Sunday, January 1, 2006
In biblical tradition, challah was a portion of dough set aside for the priests as described in Numbers 15:18-21. The amount of challah to be set aside was never specified in the Torah. According to rabbinic tradition it was either1/48th or 1/24th part of the dough. Nowadays, since we no longer have the priestly offerings, when one makes challah, one is now supposed to set a portion of the challah aside and throw it into the fire.
There is even a bracha recited when casting aside the dough which ends with, “Who commanded us to separate hallah from the dough.” The mitzvah of separating challah is traditionally regarded as one of the three positive mitzvot incumbent upon women (the others include the lighting the Shabbat candles and niddah, the laws of family purity).
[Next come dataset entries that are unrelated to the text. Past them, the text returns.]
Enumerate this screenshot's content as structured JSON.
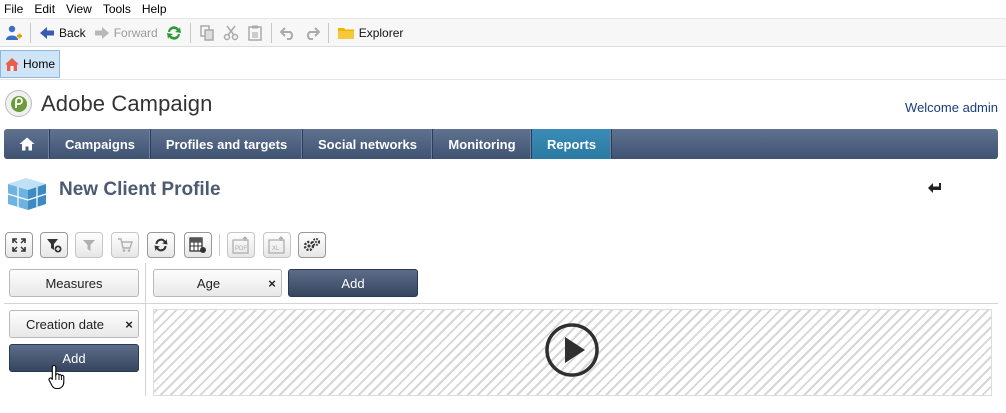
{
  "menu": [
    "File",
    "Edit",
    "View",
    "Tools",
    "Help"
  ],
  "toolbar": {
    "back": "Back",
    "forward": "Forward",
    "explorer": "Explorer"
  },
  "tabs": {
    "home": "Home"
  },
  "brand": {
    "name": "Adobe Campaign"
  },
  "welcome": "Welcome admin",
  "nav": {
    "items": [
      "Campaigns",
      "Profiles and targets",
      "Social networks",
      "Monitoring",
      "Reports"
    ],
    "active": "Reports"
  },
  "page": {
    "title": "New Client Profile"
  },
  "pivot": {
    "measures_label": "Measures",
    "column_dimension": "Age",
    "column_add": "Add",
    "row_dimension": "Creation date",
    "row_add": "Add"
  },
  "colors": {
    "nav_bg": "#4a5c7b",
    "nav_active": "#2f82ad",
    "title": "#4c5b70",
    "welcome": "#1a3d7c"
  }
}
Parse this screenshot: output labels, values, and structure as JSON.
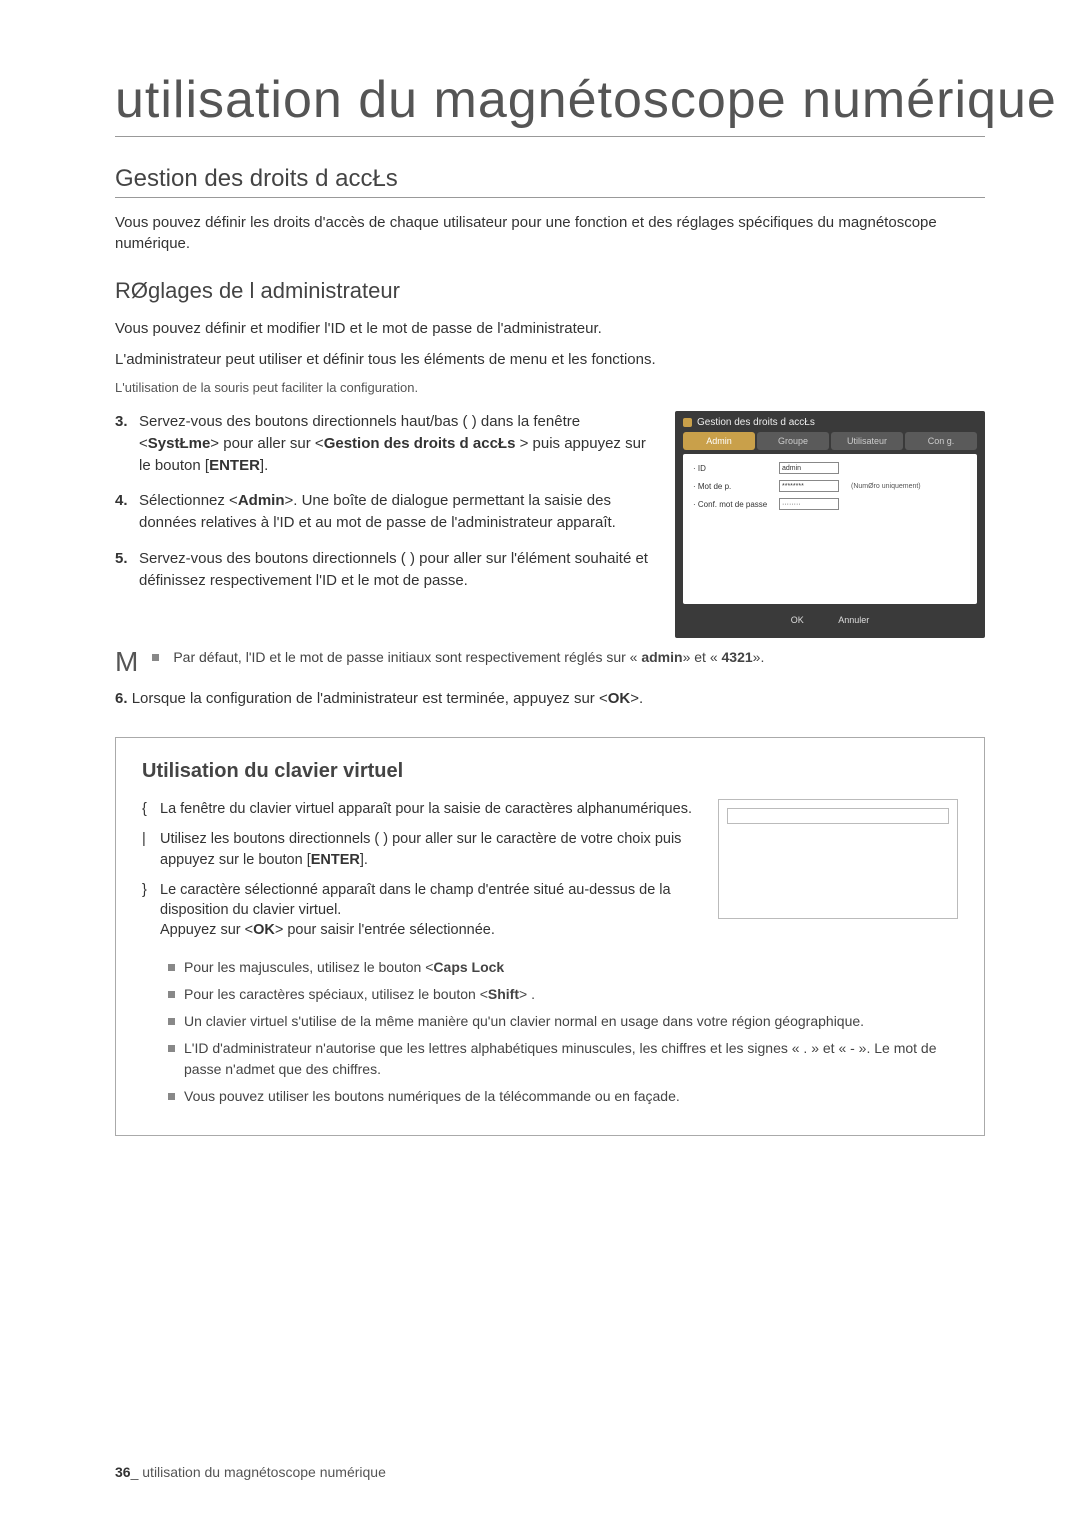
{
  "chapter": {
    "title": "utilisation du magnétoscope numérique"
  },
  "section": {
    "title": "Gestion des droits d accŁs",
    "intro": "Vous pouvez définir les droits d'accès de chaque utilisateur pour une fonction et des réglages spécifiques du magnétoscope numérique."
  },
  "subsection": {
    "title": "RØglages de l administrateur",
    "line1": "Vous pouvez définir et modifier l'ID et le mot de passe de l'administrateur.",
    "line2": "L'administrateur peut utiliser et définir tous les éléments de menu et les fonctions.",
    "mouse_note": "L'utilisation de la souris peut faciliter la configuration."
  },
  "steps": {
    "s3": {
      "num": "3.",
      "pre": "Servez-vous des boutons directionnels haut/bas (        ) dans la fenêtre <",
      "b1": "SystŁme",
      "mid1": "> pour aller sur <",
      "b2": "Gestion des droits d accŁs",
      "mid2": " > puis appuyez sur le bouton [",
      "b3": "ENTER",
      "end": "]."
    },
    "s4": {
      "num": "4.",
      "pre": "Sélectionnez <",
      "b1": "Admin",
      "post": ">. Une boîte de dialogue permettant la saisie des données relatives à l'ID et au mot de passe de l'administrateur apparaît."
    },
    "s5": {
      "num": "5.",
      "text": "Servez-vous des boutons directionnels (             ) pour aller sur l'élément souhaité et définissez respectivement l'ID et le mot de passe."
    },
    "s6": {
      "num": "6.",
      "pre": "Lorsque la configuration de l'administrateur est terminée, appuyez sur <",
      "b1": "OK",
      "post": ">."
    }
  },
  "note": {
    "pre": "Par défaut, l'ID et le mot de passe initiaux sont respectivement réglés sur « ",
    "b1": "admin",
    "mid": "» et « ",
    "b2": "4321",
    "post": "»."
  },
  "ui": {
    "title": "Gestion des droits d accŁs",
    "tabs": {
      "t1": "Admin",
      "t2": "Groupe",
      "t3": "Utilisateur",
      "t4": "Con g."
    },
    "fields": {
      "id_label": "· ID",
      "id_value": "admin",
      "pw_label": "· Mot de p.",
      "pw_value": "********",
      "pw_hint": "(NumØro uniquement)",
      "cpw_label": "· Conf. mot de passe",
      "cpw_value": "········"
    },
    "buttons": {
      "ok": "OK",
      "cancel": "Annuler"
    }
  },
  "vk": {
    "title": "Utilisation du clavier virtuel",
    "items": {
      "i1": {
        "marker": "{",
        "text": "La fenêtre du clavier virtuel apparaît pour la saisie de caractères alphanumériques."
      },
      "i2": {
        "marker": "|",
        "pre": "Utilisez les boutons directionnels (              ) pour aller sur le caractère de votre choix puis appuyez sur le bouton [",
        "b": "ENTER",
        "post": "]."
      },
      "i3": {
        "marker": "}",
        "pre": "Le caractère sélectionné apparaît dans le champ d'entrée situé au-dessus de la disposition du clavier virtuel.\nAppuyez sur <",
        "b": "OK",
        "post": "> pour saisir l'entrée sélectionnée."
      }
    },
    "bullets": {
      "b1_pre": "Pour les majuscules, utilisez le bouton <",
      "b1_b": "Caps Lock",
      "b1_post": "",
      "b2_pre": "Pour les caractères spéciaux, utilisez le bouton <",
      "b2_b": "Shift",
      "b2_post": "> .",
      "b3": "Un clavier virtuel s'utilise de la même manière qu'un clavier normal en usage dans votre région géographique.",
      "b4": "L'ID d'administrateur n'autorise que les lettres alphabétiques minuscules, les chiffres et les signes « . » et « - ». Le mot de passe n'admet que des chiffres.",
      "b5": "Vous pouvez utiliser les boutons numériques de la télécommande ou en façade."
    }
  },
  "footer": {
    "page": "36",
    "sep": "_ ",
    "text": "utilisation du magnétoscope numérique"
  }
}
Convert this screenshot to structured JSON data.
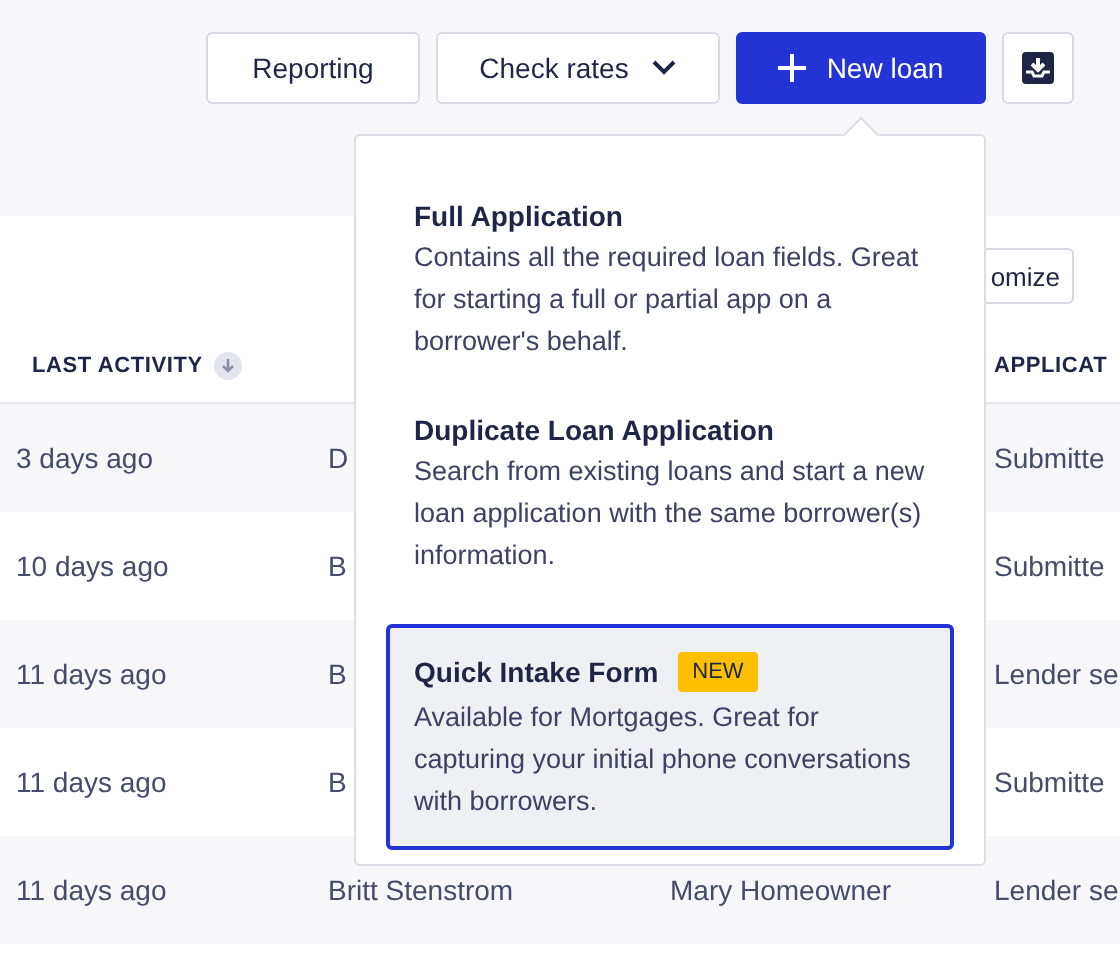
{
  "toolbar": {
    "buttons": [
      {
        "label": "Reporting",
        "kind": "plain"
      },
      {
        "label": "Check rates",
        "kind": "dropdown"
      },
      {
        "label": "New loan",
        "kind": "primary"
      },
      {
        "kind": "icon"
      }
    ]
  },
  "customize_button": {
    "label": "omize"
  },
  "table": {
    "columns": [
      {
        "label": "LAST ACTIVITY",
        "sorted": true
      },
      {},
      {},
      {
        "label": "APPLICAT",
        "sorted": false
      }
    ],
    "rows": [
      {
        "cells": [
          "3 days ago",
          "D",
          "",
          "Submitte"
        ]
      },
      {
        "cells": [
          "10 days ago",
          "B",
          "",
          "Submitte"
        ]
      },
      {
        "cells": [
          "11 days ago",
          "B",
          "",
          "Lender se"
        ]
      },
      {
        "cells": [
          "11 days ago",
          "B",
          "",
          "Submitte"
        ]
      },
      {
        "cells": [
          "11 days ago",
          "Britt Stenstrom",
          "Mary Homeowner",
          "Lender se"
        ]
      }
    ]
  },
  "menu": {
    "items": [
      {
        "title": "Full Application",
        "description": "Contains all the required loan fields. Great for starting a full or partial app on a borrower's behalf.",
        "selected": false
      },
      {
        "title": "Duplicate Loan Application",
        "description": "Search from existing loans and start a new loan application with the same borrower(s) information.",
        "selected": false
      },
      {
        "title": "Quick Intake Form",
        "badge": "NEW",
        "description": "Available for Mortgages. Great for capturing your initial phone conversations with borrowers.",
        "selected": true
      }
    ]
  }
}
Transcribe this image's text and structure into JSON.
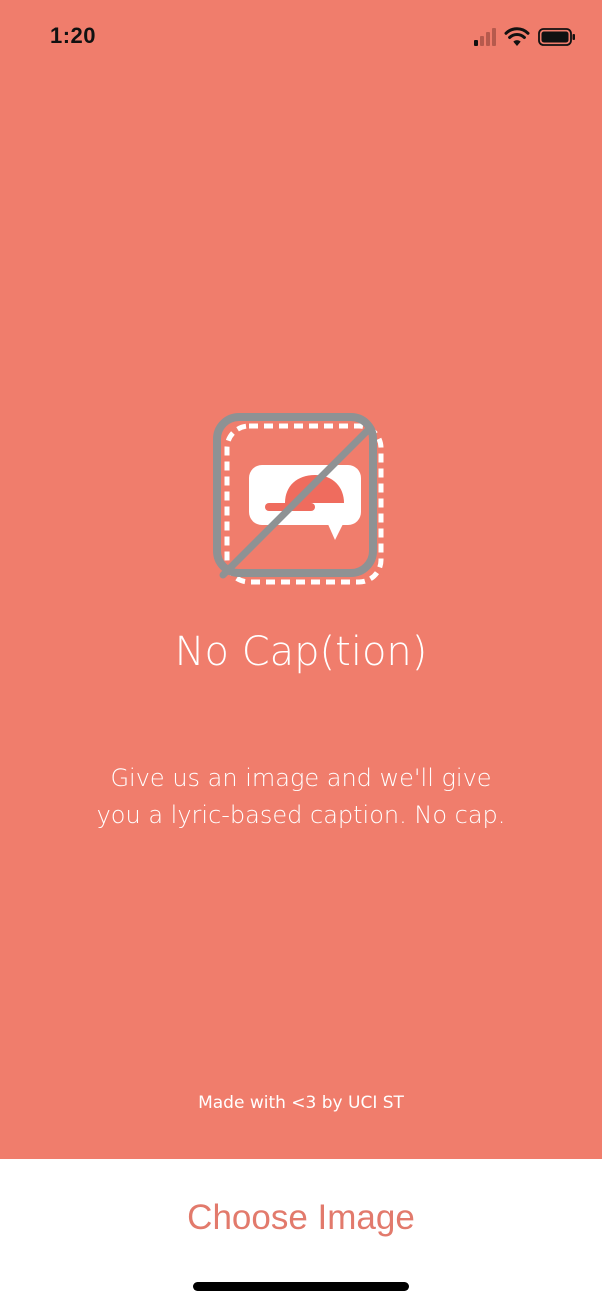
{
  "status_bar": {
    "time": "1:20",
    "signal_icon": "cellular-signal-icon",
    "wifi_icon": "wifi-icon",
    "battery_icon": "battery-icon"
  },
  "logo": {
    "icon": "no-caption-logo-icon"
  },
  "main": {
    "title": "No Cap(tion)",
    "description_line1": "Give us an image and we'll give",
    "description_line2": "you a lyric-based caption. No cap.",
    "credit": "Made with <3 by UCI ST"
  },
  "bottom": {
    "choose_button_label": "Choose Image"
  },
  "colors": {
    "background": "#F07D6C",
    "button_text": "#E27A6C",
    "logo_gray": "#8E9294"
  }
}
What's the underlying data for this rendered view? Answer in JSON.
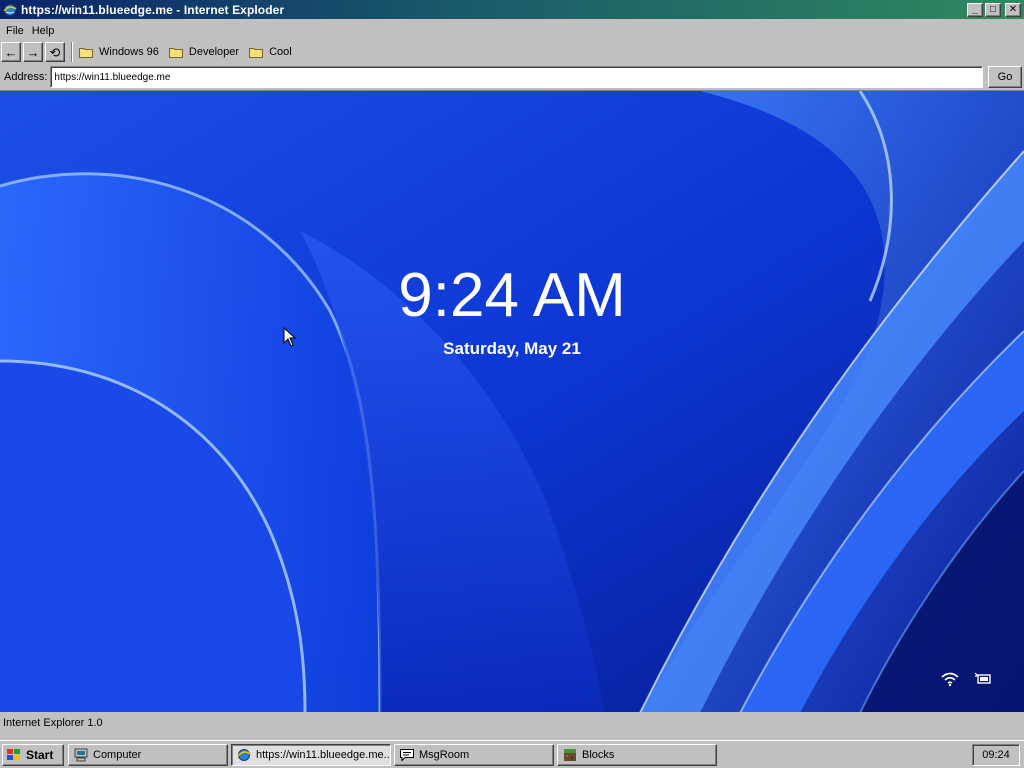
{
  "window": {
    "title": "https://win11.blueedge.me - Internet Exploder",
    "minimize_label": "_",
    "maximize_label": "□",
    "close_label": "✕"
  },
  "menu": [
    "File",
    "Help"
  ],
  "toolbar": {
    "back_label": "←",
    "forward_label": "→",
    "refresh_label": "⟲",
    "bookmarks": [
      "Windows 96",
      "Developer",
      "Cool"
    ]
  },
  "address": {
    "label": "Address:",
    "url": "https://win11.blueedge.me",
    "go_label": "Go"
  },
  "page": {
    "time": "9:24 AM",
    "date": "Saturday, May 21",
    "icons": [
      "wifi-icon",
      "battery-icon"
    ],
    "colors": {
      "wallpaper_dark": "#0a1fa8",
      "wallpaper_light": "#3f82ff"
    }
  },
  "status": {
    "text": "Internet Explorer 1.0"
  },
  "taskbar": {
    "start_label": "Start",
    "tasks": [
      {
        "label": "Computer",
        "icon": "computer-icon",
        "active": false
      },
      {
        "label": "https://win11.blueedge.me...",
        "icon": "browser-globe-icon",
        "active": true
      },
      {
        "label": "MsgRoom",
        "icon": "chat-icon",
        "active": false
      },
      {
        "label": "Blocks",
        "icon": "blocks-icon",
        "active": false
      }
    ],
    "clock": "09:24"
  }
}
Challah also has a second traditional meaning as described in Exodus 29:23, Lev. 24:5, and II Sam. 6:19 as a loaf or “cake” of baked bread. From these readings, challah now is primarily associated with the special loaves made for holidays and Shabbat, usually from white flour that is twisted or braided. That being said, there is no law in Jewish tradition specifying the shape or style of a challah, or even its particular ingredients.
Traditional challah recipes usually use a large number of eggs, white flour, and sugar. There are also that use fewer eggs or are even eggless and replace white flour with whole wheat, oat, or even spelt. Sometimes honey or molasses is substituted for the sugar as a sweetener. The dough is then rolled into rope-shaped pieces which are braided with an egg-wash brushed on right before baking to add a golden sheen. Raisins can be added as well especially during Rosh Hashana as a symbol of a sweet New Year.
There are several interesting traditions associated with challah. For example Shabbat begins with the blessing of two challah loaves as a reminder of the double portion of manna the Israelites received from God while wandering in the wilderness. In some communities the challah is not even a braided loaf. Instead it is flat bread which most closely resembles pita as can be found in various Mizrahi Jewish communities.
Whatever your tradition is whether it involves lovingly handcrafted, frozen, or store-bought challahs, please make sure to add them to your Shabbat table. For even in our carb-conscious society, there is just something special about baked bread that adds extra significance to the meal. Plus it makes for great French toast on Shabbat morning.